SYRIZA and To Potami

  • Throughout the election campaign, the centrist To Potami has been touted as the potential kingmaker and coalition partner for SYRIZA. However, for all the talk, the party itself has been cautious. While it agrees with SYRIZA on the need for some debt relief, less austerity and a higher minimum wage, To Potami is strictly in favour of sticking to the country’s European commitments.
  • Still, a deal could be possible and would give the new government a 166-seat majority.  From a European perspective, this coalition could be seen as more moderate.

 Other coalition set-ups look unlikely

  • It would be politically impossible for SYRIZA to strike a deal with either of the current governing parties, PASOK and New Democracy, whom Tsipras has roundly attacked for years. Coalitions between SYRIZA and the Greek Communist Party (KKE) or the neo-Nazi Golden Dawn are non-starters.

What might a SYRIZA-led government do?

Eurozone 60%
IMF 10%
ECB 6.2%
Greek banks 3.4%
Foreign banks 1%
Bank of Greece 1%
Other bonds 15%
Other loans 3%

Who owns Greek debt?

Following a series of bailouts and a debt restructuring a large majority of Greek debt is held by public institutions. This means that any renegotiation will be a very political exercise and will require approval and concessions from Eurozone partners.Source: Greek Finance Ministry, Bank of Greece, ECB & Open Europe.

SYRIZA has spelled out its economic plans in the so-called ‘Thessaloniki programme’. The main proposals include:

  • Write off “the greater part of [Greek] public debt’s nominal value”, ideally through a ‘European Debt Conference’. The repayment of the remaining part of Greek debt would be made conditional on economic growth. SYRIZA also wants to suspend the payment of interests on Greek debt.
  • Boost public investment by at least €4bn, “gradually reverse the injustices” of the EU-IMF bailout programme and gradually increase salaries and pensions to boost domestic demand and consumption, including raising minimum wage to €751 per month (from €683 now).
  • €2bn project to tackle Greece’s “humanitarian crisis”, including: free electricity for 300,000 households currently under the poverty threshold; meal subsidies for 300,000 families without income; and free healthcare for uninsured unemployed.
  • Scrap the existing property tax and replace it with a levy on large property. This would cost an estimated €2 billion.

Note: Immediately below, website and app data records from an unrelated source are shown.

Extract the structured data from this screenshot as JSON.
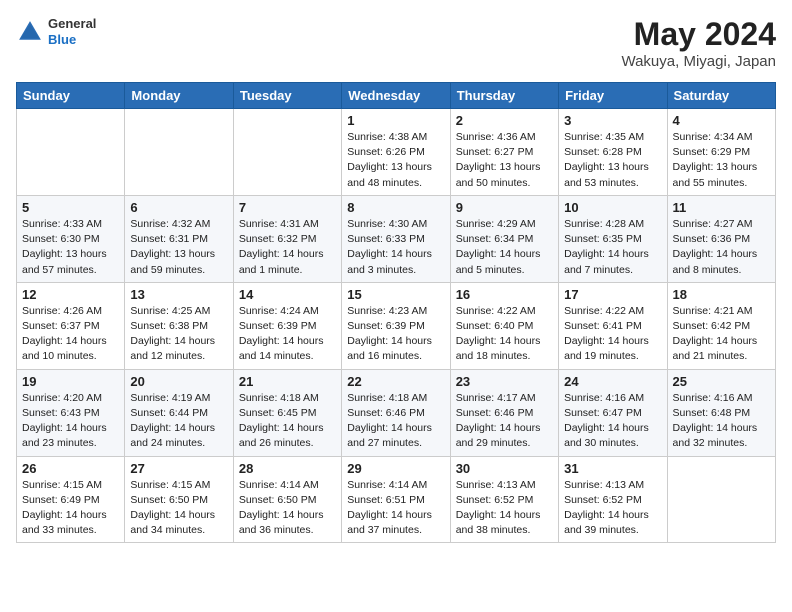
{
  "header": {
    "logo": {
      "general": "General",
      "blue": "Blue"
    },
    "title": "May 2024",
    "location": "Wakuya, Miyagi, Japan"
  },
  "weekdays": [
    "Sunday",
    "Monday",
    "Tuesday",
    "Wednesday",
    "Thursday",
    "Friday",
    "Saturday"
  ],
  "weeks": [
    [
      {
        "day": "",
        "info": ""
      },
      {
        "day": "",
        "info": ""
      },
      {
        "day": "",
        "info": ""
      },
      {
        "day": "1",
        "info": "Sunrise: 4:38 AM\nSunset: 6:26 PM\nDaylight: 13 hours\nand 48 minutes."
      },
      {
        "day": "2",
        "info": "Sunrise: 4:36 AM\nSunset: 6:27 PM\nDaylight: 13 hours\nand 50 minutes."
      },
      {
        "day": "3",
        "info": "Sunrise: 4:35 AM\nSunset: 6:28 PM\nDaylight: 13 hours\nand 53 minutes."
      },
      {
        "day": "4",
        "info": "Sunrise: 4:34 AM\nSunset: 6:29 PM\nDaylight: 13 hours\nand 55 minutes."
      }
    ],
    [
      {
        "day": "5",
        "info": "Sunrise: 4:33 AM\nSunset: 6:30 PM\nDaylight: 13 hours\nand 57 minutes."
      },
      {
        "day": "6",
        "info": "Sunrise: 4:32 AM\nSunset: 6:31 PM\nDaylight: 13 hours\nand 59 minutes."
      },
      {
        "day": "7",
        "info": "Sunrise: 4:31 AM\nSunset: 6:32 PM\nDaylight: 14 hours\nand 1 minute."
      },
      {
        "day": "8",
        "info": "Sunrise: 4:30 AM\nSunset: 6:33 PM\nDaylight: 14 hours\nand 3 minutes."
      },
      {
        "day": "9",
        "info": "Sunrise: 4:29 AM\nSunset: 6:34 PM\nDaylight: 14 hours\nand 5 minutes."
      },
      {
        "day": "10",
        "info": "Sunrise: 4:28 AM\nSunset: 6:35 PM\nDaylight: 14 hours\nand 7 minutes."
      },
      {
        "day": "11",
        "info": "Sunrise: 4:27 AM\nSunset: 6:36 PM\nDaylight: 14 hours\nand 8 minutes."
      }
    ],
    [
      {
        "day": "12",
        "info": "Sunrise: 4:26 AM\nSunset: 6:37 PM\nDaylight: 14 hours\nand 10 minutes."
      },
      {
        "day": "13",
        "info": "Sunrise: 4:25 AM\nSunset: 6:38 PM\nDaylight: 14 hours\nand 12 minutes."
      },
      {
        "day": "14",
        "info": "Sunrise: 4:24 AM\nSunset: 6:39 PM\nDaylight: 14 hours\nand 14 minutes."
      },
      {
        "day": "15",
        "info": "Sunrise: 4:23 AM\nSunset: 6:39 PM\nDaylight: 14 hours\nand 16 minutes."
      },
      {
        "day": "16",
        "info": "Sunrise: 4:22 AM\nSunset: 6:40 PM\nDaylight: 14 hours\nand 18 minutes."
      },
      {
        "day": "17",
        "info": "Sunrise: 4:22 AM\nSunset: 6:41 PM\nDaylight: 14 hours\nand 19 minutes."
      },
      {
        "day": "18",
        "info": "Sunrise: 4:21 AM\nSunset: 6:42 PM\nDaylight: 14 hours\nand 21 minutes."
      }
    ],
    [
      {
        "day": "19",
        "info": "Sunrise: 4:20 AM\nSunset: 6:43 PM\nDaylight: 14 hours\nand 23 minutes."
      },
      {
        "day": "20",
        "info": "Sunrise: 4:19 AM\nSunset: 6:44 PM\nDaylight: 14 hours\nand 24 minutes."
      },
      {
        "day": "21",
        "info": "Sunrise: 4:18 AM\nSunset: 6:45 PM\nDaylight: 14 hours\nand 26 minutes."
      },
      {
        "day": "22",
        "info": "Sunrise: 4:18 AM\nSunset: 6:46 PM\nDaylight: 14 hours\nand 27 minutes."
      },
      {
        "day": "23",
        "info": "Sunrise: 4:17 AM\nSunset: 6:46 PM\nDaylight: 14 hours\nand 29 minutes."
      },
      {
        "day": "24",
        "info": "Sunrise: 4:16 AM\nSunset: 6:47 PM\nDaylight: 14 hours\nand 30 minutes."
      },
      {
        "day": "25",
        "info": "Sunrise: 4:16 AM\nSunset: 6:48 PM\nDaylight: 14 hours\nand 32 minutes."
      }
    ],
    [
      {
        "day": "26",
        "info": "Sunrise: 4:15 AM\nSunset: 6:49 PM\nDaylight: 14 hours\nand 33 minutes."
      },
      {
        "day": "27",
        "info": "Sunrise: 4:15 AM\nSunset: 6:50 PM\nDaylight: 14 hours\nand 34 minutes."
      },
      {
        "day": "28",
        "info": "Sunrise: 4:14 AM\nSunset: 6:50 PM\nDaylight: 14 hours\nand 36 minutes."
      },
      {
        "day": "29",
        "info": "Sunrise: 4:14 AM\nSunset: 6:51 PM\nDaylight: 14 hours\nand 37 minutes."
      },
      {
        "day": "30",
        "info": "Sunrise: 4:13 AM\nSunset: 6:52 PM\nDaylight: 14 hours\nand 38 minutes."
      },
      {
        "day": "31",
        "info": "Sunrise: 4:13 AM\nSunset: 6:52 PM\nDaylight: 14 hours\nand 39 minutes."
      },
      {
        "day": "",
        "info": ""
      }
    ]
  ]
}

The no-tax threshold would be raised to €12,000 per year, at an estimated cost of €1.5 billion.
  • Restore employee protections to pre-bailout levels and scrap rules allowing for “massive and unjustifiable lay-offs” of workers.
  • SYRIZA estimates total cost at nearly €11.4bn but with revenue gains of €12bn – thanks to job creation, new measures on the settlement of tax arrears, and the fight against tax evasion. In other words, SYRIZA claims that its economic plans would ultimately be budget neutral. However, the Greek Finance Ministry has said such plans would cost at least €17.2 billion.

SYRIZA will be short on time and money

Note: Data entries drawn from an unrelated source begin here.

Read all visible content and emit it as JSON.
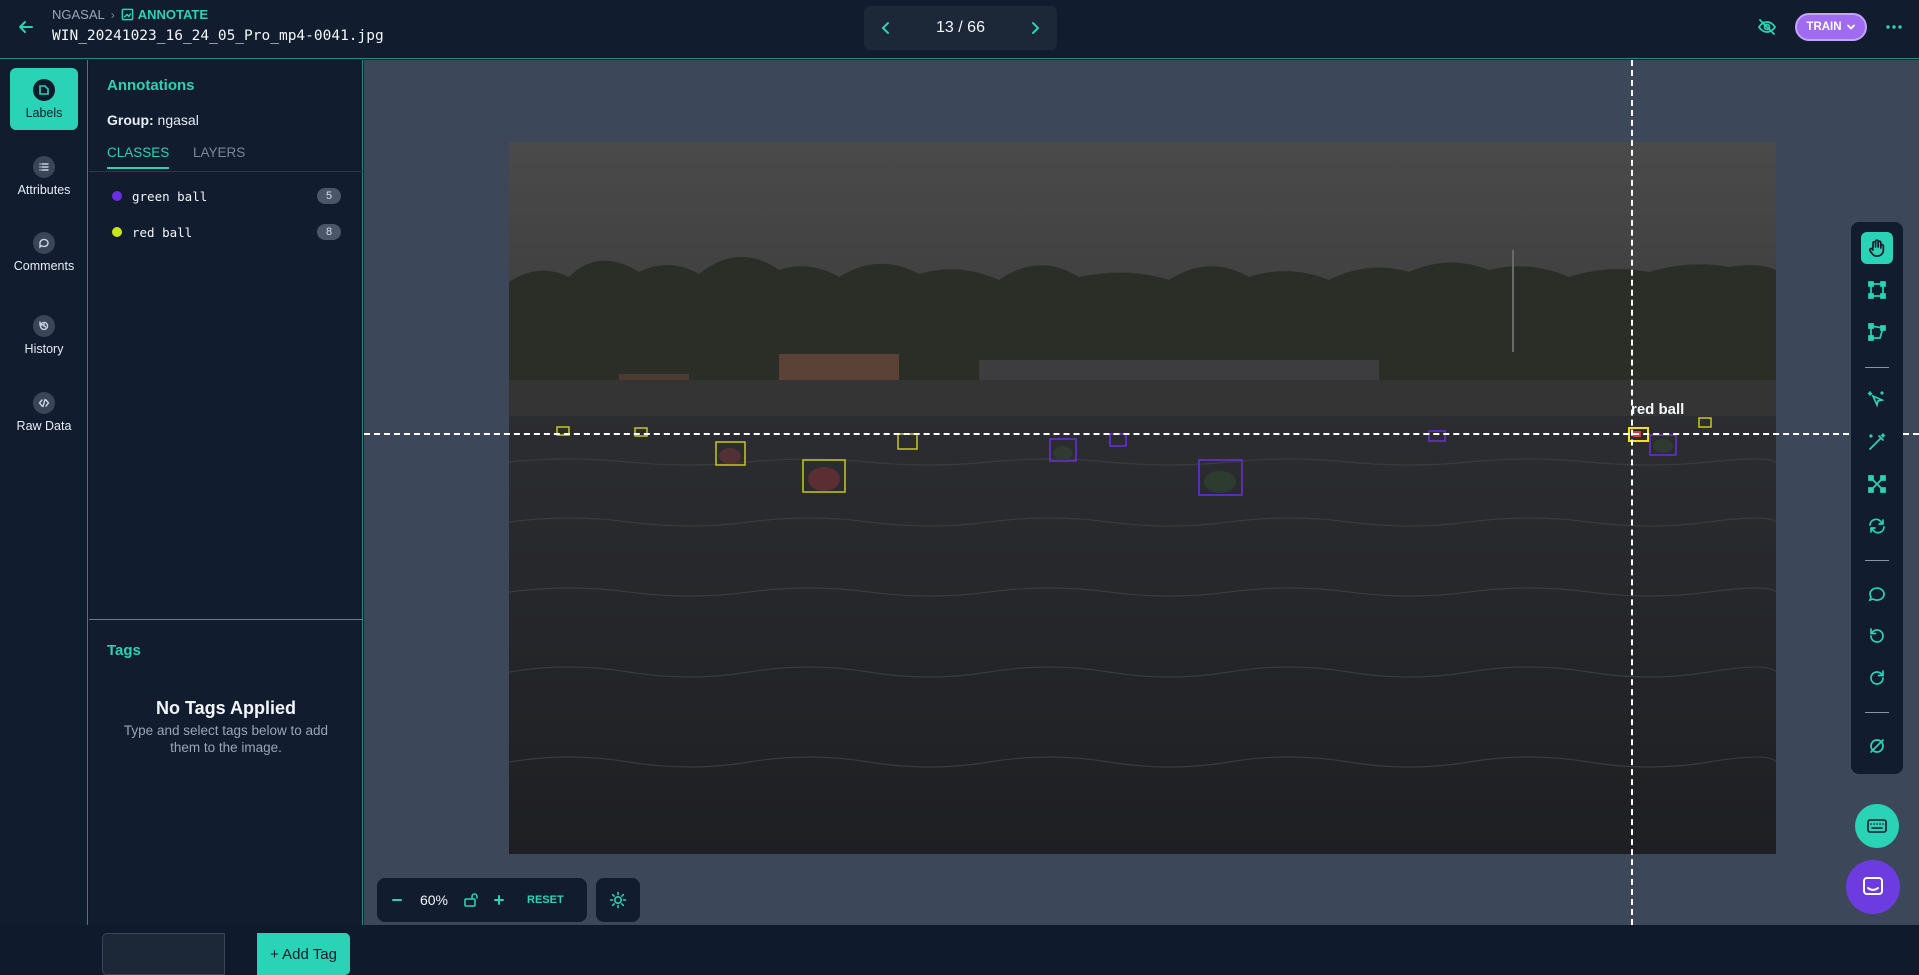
{
  "header": {
    "project": "NGASAL",
    "mode": "ANNOTATE",
    "filename": "WIN_20241023_16_24_05_Pro_mp4-0041.jpg",
    "pager": "13 / 66",
    "train_label": "TRAIN"
  },
  "rail": {
    "items": [
      {
        "label": "Labels",
        "icon": "tag-icon",
        "active": true
      },
      {
        "label": "Attributes",
        "icon": "list-icon"
      },
      {
        "label": "Comments",
        "icon": "comment-icon"
      },
      {
        "label": "History",
        "icon": "history-icon"
      },
      {
        "label": "Raw Data",
        "icon": "code-icon"
      }
    ]
  },
  "panel": {
    "title": "Annotations",
    "group_label": "Group:",
    "group_value": "ngasal",
    "tabs": [
      "CLASSES",
      "LAYERS"
    ],
    "classes": [
      {
        "name": "green ball",
        "count": "5",
        "color": "#6b2ee0"
      },
      {
        "name": "red ball",
        "count": "8",
        "color": "#c8e61a"
      }
    ]
  },
  "tags": {
    "title": "Tags",
    "empty_title": "No Tags Applied",
    "empty_desc": "Type and select tags below to add them to the image.",
    "input_value": "",
    "add_label": "+ Add Tag"
  },
  "canvas": {
    "cursor_label": "red ball",
    "box_colors": {
      "green ball": "#6b2ee0",
      "red ball": "#c8c81a",
      "selected": "#f5e11a"
    }
  },
  "tools": [
    "hand-icon",
    "bbox-icon",
    "polygon-icon",
    "smart-select-icon",
    "magic-wand-icon",
    "keypoints-icon",
    "sync-icon",
    "comment-icon",
    "undo-icon",
    "redo-icon",
    "clear-icon"
  ],
  "zoom": {
    "value": "60%",
    "reset_label": "RESET"
  },
  "colors": {
    "accent": "#2ad3b6",
    "train": "#9f6bf0",
    "chat": "#6c3ce0"
  }
}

SYRIZA will have to move quickly in negotiations with its European partners. The current bailout extension is due to expire at the end of February. If no programme is in place, this could see Greek banks lose access to ECB funding as Greek bonds will no longer be eligible as collateral. With uncertainty over the bailout programme, the ECB could also choose to apply pressure by threatening to cut off access to the Emergency Liquidity Assistance (ELA), as it did with Cyprus in 2013.

Greece also has significant bond repayments in July and August, totalling over €7bn. With cash reserves already at a record low of €2bn and reports of numerous taxes going unpaid since the Presidential election was called in December, the new government will be short on cash. SYRIZA’s answer is to issue more T-bills (short term government debt) but this would require approval from the EU/IMF/ECB Troika. If they went ahead anyway, the only buyers would be Greek banks, however, they require liquidity from the ECB to make such purchases.

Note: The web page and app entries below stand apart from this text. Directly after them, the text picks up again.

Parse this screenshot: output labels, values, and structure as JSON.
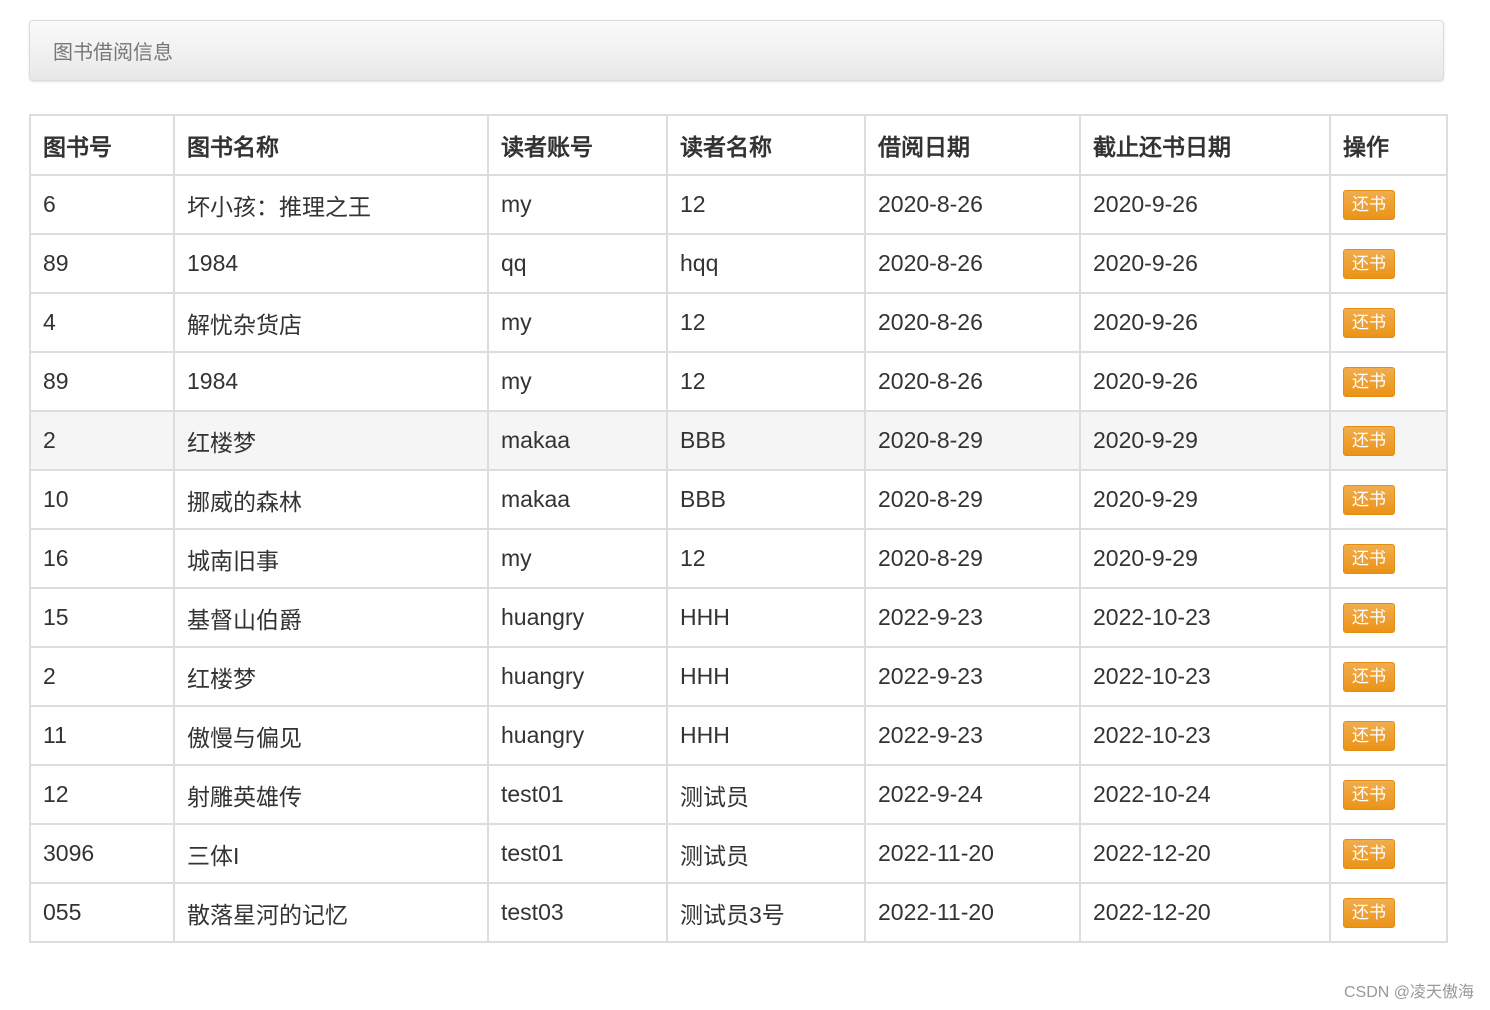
{
  "panel": {
    "title": "图书借阅信息"
  },
  "table": {
    "columns": [
      "图书号",
      "图书名称",
      "读者账号",
      "读者名称",
      "借阅日期",
      "截止还书日期",
      "操作"
    ],
    "action_label": "还书",
    "rows": [
      {
        "book_id": "6",
        "book_name": "坏小孩：推理之王",
        "reader_account": "my",
        "reader_name": "12",
        "borrow_date": "2020-8-26",
        "due_date": "2020-9-26"
      },
      {
        "book_id": "89",
        "book_name": "1984",
        "reader_account": "qq",
        "reader_name": "hqq",
        "borrow_date": "2020-8-26",
        "due_date": "2020-9-26"
      },
      {
        "book_id": "4",
        "book_name": "解忧杂货店",
        "reader_account": "my",
        "reader_name": "12",
        "borrow_date": "2020-8-26",
        "due_date": "2020-9-26"
      },
      {
        "book_id": "89",
        "book_name": "1984",
        "reader_account": "my",
        "reader_name": "12",
        "borrow_date": "2020-8-26",
        "due_date": "2020-9-26"
      },
      {
        "book_id": "2",
        "book_name": "红楼梦",
        "reader_account": "makaa",
        "reader_name": "BBB",
        "borrow_date": "2020-8-29",
        "due_date": "2020-9-29"
      },
      {
        "book_id": "10",
        "book_name": "挪威的森林",
        "reader_account": "makaa",
        "reader_name": "BBB",
        "borrow_date": "2020-8-29",
        "due_date": "2020-9-29"
      },
      {
        "book_id": "16",
        "book_name": "城南旧事",
        "reader_account": "my",
        "reader_name": "12",
        "borrow_date": "2020-8-29",
        "due_date": "2020-9-29"
      },
      {
        "book_id": "15",
        "book_name": "基督山伯爵",
        "reader_account": "huangry",
        "reader_name": "HHH",
        "borrow_date": "2022-9-23",
        "due_date": "2022-10-23"
      },
      {
        "book_id": "2",
        "book_name": "红楼梦",
        "reader_account": "huangry",
        "reader_name": "HHH",
        "borrow_date": "2022-9-23",
        "due_date": "2022-10-23"
      },
      {
        "book_id": "11",
        "book_name": "傲慢与偏见",
        "reader_account": "huangry",
        "reader_name": "HHH",
        "borrow_date": "2022-9-23",
        "due_date": "2022-10-23"
      },
      {
        "book_id": "12",
        "book_name": "射雕英雄传",
        "reader_account": "test01",
        "reader_name": "测试员",
        "borrow_date": "2022-9-24",
        "due_date": "2022-10-24"
      },
      {
        "book_id": "3096",
        "book_name": "三体I",
        "reader_account": "test01",
        "reader_name": "测试员",
        "borrow_date": "2022-11-20",
        "due_date": "2022-12-20"
      },
      {
        "book_id": "055",
        "book_name": "散落星河的记忆",
        "reader_account": "test03",
        "reader_name": "测试员3号",
        "borrow_date": "2022-11-20",
        "due_date": "2022-12-20"
      }
    ],
    "highlighted_row_index": 4
  },
  "watermark": "CSDN @凌天傲海",
  "colors": {
    "button_orange": "#f0ad4e",
    "row_hover": "#f5f5f5",
    "border": "#dddddd"
  }
}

How might a compromise look?

  • Any serious debt write-down will be hard to strike. Firstly, the IMF and ECB will almost certainly not agree to renegotiating the €52bn of debt which they hold. A restructuring of the private sector debt totalling €82bn would also be difficult for a number of reasons: the new debt is issued under English law and would be tougher to legally restructure, €14bn is in T-bills which are generally exempt and a decent chunk is held by Greek banks as capital/collateral which they need to survive. This leaves just the outstanding Eurozone loans to be restructured, but this would require unanimous acceptance and approval in a number of national parliaments. Finland, Germany and Netherlands have all ruled out such a proposal already – not least because such a move would de facto create a fiscal union in the Eurozone and set a precedent for all other countries who have received bailouts.
  • Greek economist and SYRIZA’s potential Economy/Finance Minister Yanis Varoufakis laid out a proposal in an interview with El Mundo, saying that a SYRIZA-led government could request turning the outstanding loans into bonds which are conditional on them achieving the nominal growth forecasts laid out by the EU/IMF – close to 7% average per year according to Varoufakis.
  • A likely compromise would be another round of ‘extend and pretend’. This would involve easing the repayment schedule on the EU loans and reducing the rates further – though there is little scope to do the latter since they are already basically at market rates. For example, the original bilateral loans to Greece charge only 0.5% above market rate (around 1% in total). A more promising avenue would be a moratorium on interest and capital payments until Greece reaches a certain level of growth.
  • This could be tied with reduced oversight and easing of the reform programme. However, again this is now also mandated for countries outside of bailouts due to the new economic governance system. As Portugal has found it is hard to get away from these reforms.
  • Clearly, the situation is very uncertain. A full write-down looks impossible politically and legally for the Eurozone (at least without further moves toward pooling sovereignty), while a token rescheduling of debt is unlikely to satisfy SYRIZA supporters, even if tied in with reduced austerity.

What are the chances of Grexit?

As we noted in our recent two-part blog ‘Revisiting Grexit’, the balance of power has shifted somewhat. The Eurozone is rightly less concerned by financial contagion from a Greek euro exit. Equally, the Greek economic situation has improved to the stage where it may be able to manage the economic and financial fallout for a Grexit. That said, it would still undoubtedly be more painful for Greece than the Eurozone. Furthermore, the large majority of Greeks still want to stay in the euro at all cost – 76% in polls earlier this month. This means Greece is unlikely to unilaterally leave the euro. However, the thin ground for compromise means that the negotiations will be particularly tricky and that a Grexit, while unlikely, cannot be ruled out at this stage.

The rest of Europe is watching

Whatever happens, Greece has once again become the Eurozone’s testing ground. Anti-establishment parties across the bloc, such as Podemos in Spain and Front National in France will be watching the negotiations closely. Allowing Greece a compromise could well spur them on and signal a huge shift in the bloc’s approach to the crisis. Equally, refusing to compromise could undermine their proclamations of change. That said, it could also further fuel the popular backlash against EU-mandated austerity.

Whatever the outcome of the negotiations, there is a sense that this time is different. There is a stark divergence between two entrenched positions. The implications will be felt across Europe. While a compromise could still be possible, it will be quite painful to reach and will imply someone taking big steps back from their previous stance.